▶ YOUR INSTRUCTIONS: Repeat the records. Match each character exactly.

▶ ENTRIES SUPPLIED:

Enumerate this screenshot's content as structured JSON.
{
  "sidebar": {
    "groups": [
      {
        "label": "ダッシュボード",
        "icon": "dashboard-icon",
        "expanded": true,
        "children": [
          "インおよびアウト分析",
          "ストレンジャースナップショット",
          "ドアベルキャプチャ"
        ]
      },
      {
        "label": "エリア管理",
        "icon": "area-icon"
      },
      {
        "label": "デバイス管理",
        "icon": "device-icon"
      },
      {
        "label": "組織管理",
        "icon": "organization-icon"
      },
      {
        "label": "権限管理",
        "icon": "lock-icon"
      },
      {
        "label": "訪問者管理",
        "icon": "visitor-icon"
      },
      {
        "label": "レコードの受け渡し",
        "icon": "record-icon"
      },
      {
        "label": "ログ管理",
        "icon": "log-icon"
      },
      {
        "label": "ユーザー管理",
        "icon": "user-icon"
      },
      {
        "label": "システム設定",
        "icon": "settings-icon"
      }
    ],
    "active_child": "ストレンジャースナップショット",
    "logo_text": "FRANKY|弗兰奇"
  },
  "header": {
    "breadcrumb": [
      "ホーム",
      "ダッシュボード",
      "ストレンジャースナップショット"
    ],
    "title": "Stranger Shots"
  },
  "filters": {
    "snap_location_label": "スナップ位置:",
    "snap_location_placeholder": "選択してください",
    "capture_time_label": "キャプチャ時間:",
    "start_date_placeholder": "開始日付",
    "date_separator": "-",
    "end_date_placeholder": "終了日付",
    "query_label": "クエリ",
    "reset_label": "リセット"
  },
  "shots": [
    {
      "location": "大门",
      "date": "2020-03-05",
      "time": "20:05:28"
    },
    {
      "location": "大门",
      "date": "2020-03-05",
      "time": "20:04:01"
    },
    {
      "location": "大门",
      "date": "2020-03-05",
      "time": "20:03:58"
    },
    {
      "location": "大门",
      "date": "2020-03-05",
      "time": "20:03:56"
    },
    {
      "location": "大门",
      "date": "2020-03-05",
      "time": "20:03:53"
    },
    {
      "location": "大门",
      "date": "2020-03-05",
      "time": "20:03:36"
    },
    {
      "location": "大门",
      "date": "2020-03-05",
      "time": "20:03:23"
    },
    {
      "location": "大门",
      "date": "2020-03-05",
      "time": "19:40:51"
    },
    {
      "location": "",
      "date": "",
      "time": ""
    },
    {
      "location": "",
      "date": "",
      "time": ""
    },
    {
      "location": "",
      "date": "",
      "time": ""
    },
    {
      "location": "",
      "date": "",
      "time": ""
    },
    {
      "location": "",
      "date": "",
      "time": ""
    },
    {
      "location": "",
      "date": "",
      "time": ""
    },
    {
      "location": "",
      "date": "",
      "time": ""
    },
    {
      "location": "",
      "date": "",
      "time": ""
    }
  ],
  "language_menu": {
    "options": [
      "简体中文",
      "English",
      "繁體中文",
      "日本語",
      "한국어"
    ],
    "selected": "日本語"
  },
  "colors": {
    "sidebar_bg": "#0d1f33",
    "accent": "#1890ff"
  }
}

▶ WRITTEN SOLUTION:
Enumerate this screenshot's content as structured JSON.
{
  "sidebar": {
    "groups": [
      {
        "label": "ダッシュボード",
        "icon": "dashboard-icon",
        "expanded": true,
        "children": [
          "インおよびアウト分析",
          "ストレンジャースナップショット",
          "ドアベルキャプチャ"
        ]
      },
      {
        "label": "エリア管理",
        "icon": "area-icon"
      },
      {
        "label": "デバイス管理",
        "icon": "device-icon"
      },
      {
        "label": "組織管理",
        "icon": "organization-icon"
      },
      {
        "label": "権限管理",
        "icon": "lock-icon"
      },
      {
        "label": "訪問者管理",
        "icon": "visitor-icon"
      },
      {
        "label": "レコードの受け渡し",
        "icon": "record-icon"
      },
      {
        "label": "ログ管理",
        "icon": "log-icon"
      },
      {
        "label": "ユーザー管理",
        "icon": "user-icon"
      },
      {
        "label": "システム設定",
        "icon": "settings-icon"
      }
    ],
    "active_child": "ストレンジャースナップショット",
    "logo_text": "FRANKY|弗兰奇"
  },
  "header": {
    "breadcrumb": [
      "ホーム",
      "ダッシュボード",
      "ストレンジャースナップショット"
    ],
    "title": "Stranger Shots"
  },
  "filters": {
    "snap_location_label": "スナップ位置:",
    "snap_location_placeholder": "選択してください",
    "capture_time_label": "キャプチャ時間:",
    "start_date_placeholder": "開始日付",
    "date_separator": "-",
    "end_date_placeholder": "終了日付",
    "query_label": "クエリ",
    "reset_label": "リセット"
  },
  "shots": [
    {
      "location": "大门",
      "date": "2020-03-05",
      "time": "20:05:28"
    },
    {
      "location": "大门",
      "date": "2020-03-05",
      "time": "20:04:01"
    },
    {
      "location": "大门",
      "date": "2020-03-05",
      "time": "20:03:58"
    },
    {
      "location": "大门",
      "date": "2020-03-05",
      "time": "20:03:56"
    },
    {
      "location": "大门",
      "date": "2020-03-05",
      "time": "20:03:53"
    },
    {
      "location": "大门",
      "date": "2020-03-05",
      "time": "20:03:36"
    },
    {
      "location": "大门",
      "date": "2020-03-05",
      "time": "20:03:23"
    },
    {
      "location": "大门",
      "date": "2020-03-05",
      "time": "19:40:51"
    },
    {
      "location": "",
      "date": "",
      "time": ""
    },
    {
      "location": "",
      "date": "",
      "time": ""
    },
    {
      "location": "",
      "date": "",
      "time": ""
    },
    {
      "location": "",
      "date": "",
      "time": ""
    },
    {
      "location": "",
      "date": "",
      "time": ""
    },
    {
      "location": "",
      "date": "",
      "time": ""
    },
    {
      "location": "",
      "date": "",
      "time": ""
    },
    {
      "location": "",
      "date": "",
      "time": ""
    }
  ],
  "language_menu": {
    "options": [
      "简体中文",
      "English",
      "繁體中文",
      "日本語",
      "한국어"
    ],
    "selected": "日本語"
  },
  "colors": {
    "sidebar_bg": "#0d1f33",
    "accent": "#1890ff"
  }
}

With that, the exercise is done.